### Supplied material:
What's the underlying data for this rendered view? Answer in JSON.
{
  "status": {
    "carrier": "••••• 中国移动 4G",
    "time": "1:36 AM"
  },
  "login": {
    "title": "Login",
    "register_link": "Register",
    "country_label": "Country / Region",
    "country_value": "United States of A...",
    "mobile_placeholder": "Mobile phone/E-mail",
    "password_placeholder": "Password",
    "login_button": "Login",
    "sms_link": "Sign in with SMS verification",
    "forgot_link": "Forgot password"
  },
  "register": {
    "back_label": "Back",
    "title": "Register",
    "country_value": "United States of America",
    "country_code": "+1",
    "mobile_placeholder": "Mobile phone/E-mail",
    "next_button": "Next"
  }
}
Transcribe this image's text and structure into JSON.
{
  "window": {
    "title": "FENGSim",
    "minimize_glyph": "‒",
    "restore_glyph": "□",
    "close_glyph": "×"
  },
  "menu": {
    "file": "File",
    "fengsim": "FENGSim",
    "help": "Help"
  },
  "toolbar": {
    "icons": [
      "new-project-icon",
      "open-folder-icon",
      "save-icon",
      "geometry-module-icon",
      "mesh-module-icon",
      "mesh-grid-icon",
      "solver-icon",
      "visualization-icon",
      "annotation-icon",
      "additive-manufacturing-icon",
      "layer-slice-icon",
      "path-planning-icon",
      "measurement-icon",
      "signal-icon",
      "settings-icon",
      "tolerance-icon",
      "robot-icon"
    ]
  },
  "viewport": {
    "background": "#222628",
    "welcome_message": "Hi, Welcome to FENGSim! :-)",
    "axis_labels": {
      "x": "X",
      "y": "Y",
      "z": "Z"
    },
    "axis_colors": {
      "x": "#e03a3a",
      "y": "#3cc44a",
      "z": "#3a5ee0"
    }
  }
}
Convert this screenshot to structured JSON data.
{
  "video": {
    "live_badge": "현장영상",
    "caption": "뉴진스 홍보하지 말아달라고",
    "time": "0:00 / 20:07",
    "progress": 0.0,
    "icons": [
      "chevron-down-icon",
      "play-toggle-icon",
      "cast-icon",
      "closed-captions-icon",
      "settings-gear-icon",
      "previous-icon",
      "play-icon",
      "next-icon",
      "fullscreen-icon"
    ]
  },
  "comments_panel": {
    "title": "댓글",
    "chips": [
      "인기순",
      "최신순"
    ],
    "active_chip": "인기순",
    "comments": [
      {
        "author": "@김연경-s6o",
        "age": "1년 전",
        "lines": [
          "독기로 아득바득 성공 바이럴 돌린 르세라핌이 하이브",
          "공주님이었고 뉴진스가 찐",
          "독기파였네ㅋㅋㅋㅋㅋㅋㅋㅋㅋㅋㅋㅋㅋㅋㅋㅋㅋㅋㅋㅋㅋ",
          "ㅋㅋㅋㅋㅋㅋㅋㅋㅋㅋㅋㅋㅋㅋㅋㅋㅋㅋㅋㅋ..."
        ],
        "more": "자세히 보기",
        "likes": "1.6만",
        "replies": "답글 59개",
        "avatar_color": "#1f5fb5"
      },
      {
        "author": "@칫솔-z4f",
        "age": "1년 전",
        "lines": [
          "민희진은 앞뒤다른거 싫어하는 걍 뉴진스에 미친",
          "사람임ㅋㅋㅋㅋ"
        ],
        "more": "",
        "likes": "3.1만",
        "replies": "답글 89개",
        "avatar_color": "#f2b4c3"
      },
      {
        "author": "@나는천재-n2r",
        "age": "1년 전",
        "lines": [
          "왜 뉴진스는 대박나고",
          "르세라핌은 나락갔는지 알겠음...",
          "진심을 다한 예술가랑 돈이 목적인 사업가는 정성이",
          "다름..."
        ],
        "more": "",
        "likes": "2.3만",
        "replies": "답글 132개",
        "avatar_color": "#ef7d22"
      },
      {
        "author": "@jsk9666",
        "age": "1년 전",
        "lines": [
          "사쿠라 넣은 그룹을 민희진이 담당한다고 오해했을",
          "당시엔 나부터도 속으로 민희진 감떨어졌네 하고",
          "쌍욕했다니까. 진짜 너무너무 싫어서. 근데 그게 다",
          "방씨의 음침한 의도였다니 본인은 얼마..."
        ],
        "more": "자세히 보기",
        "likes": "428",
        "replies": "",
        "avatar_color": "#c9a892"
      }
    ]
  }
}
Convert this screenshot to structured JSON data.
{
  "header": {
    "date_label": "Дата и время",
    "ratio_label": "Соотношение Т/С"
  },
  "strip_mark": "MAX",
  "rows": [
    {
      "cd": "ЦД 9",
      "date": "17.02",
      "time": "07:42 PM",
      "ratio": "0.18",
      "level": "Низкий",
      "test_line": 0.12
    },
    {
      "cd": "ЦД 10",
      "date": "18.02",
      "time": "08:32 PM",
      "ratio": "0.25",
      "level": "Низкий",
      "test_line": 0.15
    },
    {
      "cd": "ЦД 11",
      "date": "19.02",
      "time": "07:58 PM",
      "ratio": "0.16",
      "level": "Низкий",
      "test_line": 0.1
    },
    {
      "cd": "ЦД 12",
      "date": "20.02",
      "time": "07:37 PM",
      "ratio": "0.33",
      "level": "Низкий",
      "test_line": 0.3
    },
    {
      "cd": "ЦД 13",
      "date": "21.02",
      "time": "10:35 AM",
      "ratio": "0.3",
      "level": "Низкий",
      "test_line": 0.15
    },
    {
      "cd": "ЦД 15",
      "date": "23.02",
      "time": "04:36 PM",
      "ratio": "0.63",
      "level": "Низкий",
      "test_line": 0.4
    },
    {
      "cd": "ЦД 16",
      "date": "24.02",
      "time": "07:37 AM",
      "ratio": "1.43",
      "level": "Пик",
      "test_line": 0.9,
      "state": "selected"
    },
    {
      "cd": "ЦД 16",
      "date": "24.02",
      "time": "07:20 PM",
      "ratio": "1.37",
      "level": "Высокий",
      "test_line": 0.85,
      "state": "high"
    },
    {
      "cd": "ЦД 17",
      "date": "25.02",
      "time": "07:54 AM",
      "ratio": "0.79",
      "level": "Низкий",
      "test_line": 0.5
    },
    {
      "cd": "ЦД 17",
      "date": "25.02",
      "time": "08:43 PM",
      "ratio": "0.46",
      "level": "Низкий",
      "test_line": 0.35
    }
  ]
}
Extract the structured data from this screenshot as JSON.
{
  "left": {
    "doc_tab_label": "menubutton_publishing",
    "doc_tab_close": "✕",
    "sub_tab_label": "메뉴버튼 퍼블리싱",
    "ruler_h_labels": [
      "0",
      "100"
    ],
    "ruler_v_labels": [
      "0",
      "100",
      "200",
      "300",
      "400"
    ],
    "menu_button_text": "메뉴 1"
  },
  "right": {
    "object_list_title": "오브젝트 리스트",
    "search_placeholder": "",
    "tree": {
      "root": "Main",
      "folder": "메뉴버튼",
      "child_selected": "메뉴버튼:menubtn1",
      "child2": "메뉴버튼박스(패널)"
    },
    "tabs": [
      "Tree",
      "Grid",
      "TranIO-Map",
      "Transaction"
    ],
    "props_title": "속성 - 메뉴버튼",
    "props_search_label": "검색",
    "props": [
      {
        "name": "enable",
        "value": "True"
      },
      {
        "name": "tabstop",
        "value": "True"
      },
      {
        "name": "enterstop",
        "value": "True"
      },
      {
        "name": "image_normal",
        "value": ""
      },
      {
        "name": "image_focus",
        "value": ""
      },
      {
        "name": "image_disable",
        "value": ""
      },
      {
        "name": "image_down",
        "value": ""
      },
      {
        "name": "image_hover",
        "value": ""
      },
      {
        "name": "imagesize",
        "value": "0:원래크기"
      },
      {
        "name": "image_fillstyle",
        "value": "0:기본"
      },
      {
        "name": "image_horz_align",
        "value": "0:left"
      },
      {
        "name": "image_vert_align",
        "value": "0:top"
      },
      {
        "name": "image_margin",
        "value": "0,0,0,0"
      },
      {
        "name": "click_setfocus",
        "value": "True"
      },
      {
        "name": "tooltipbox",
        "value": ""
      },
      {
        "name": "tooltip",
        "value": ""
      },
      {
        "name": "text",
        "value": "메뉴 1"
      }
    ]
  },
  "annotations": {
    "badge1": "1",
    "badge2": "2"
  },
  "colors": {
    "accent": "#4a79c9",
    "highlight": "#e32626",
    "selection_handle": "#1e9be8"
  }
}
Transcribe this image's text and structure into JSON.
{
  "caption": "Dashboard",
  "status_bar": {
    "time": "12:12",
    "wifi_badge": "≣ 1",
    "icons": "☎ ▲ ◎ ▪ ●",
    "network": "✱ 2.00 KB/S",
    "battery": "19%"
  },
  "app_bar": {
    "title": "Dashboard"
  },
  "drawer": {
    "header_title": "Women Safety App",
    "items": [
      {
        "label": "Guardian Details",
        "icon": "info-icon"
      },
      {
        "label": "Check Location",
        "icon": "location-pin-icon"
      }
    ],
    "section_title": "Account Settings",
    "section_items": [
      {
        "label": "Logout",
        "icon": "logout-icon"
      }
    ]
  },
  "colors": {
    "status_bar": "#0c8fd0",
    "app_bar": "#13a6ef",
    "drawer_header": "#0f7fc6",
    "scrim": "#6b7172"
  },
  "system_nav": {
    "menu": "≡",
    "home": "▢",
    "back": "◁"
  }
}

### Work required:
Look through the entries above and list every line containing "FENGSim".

### Reply:
    "title": "FENGSim",
    "fengsim": "FENGSim",
    "welcome_message": "Hi, Welcome to FENGSim! :-)",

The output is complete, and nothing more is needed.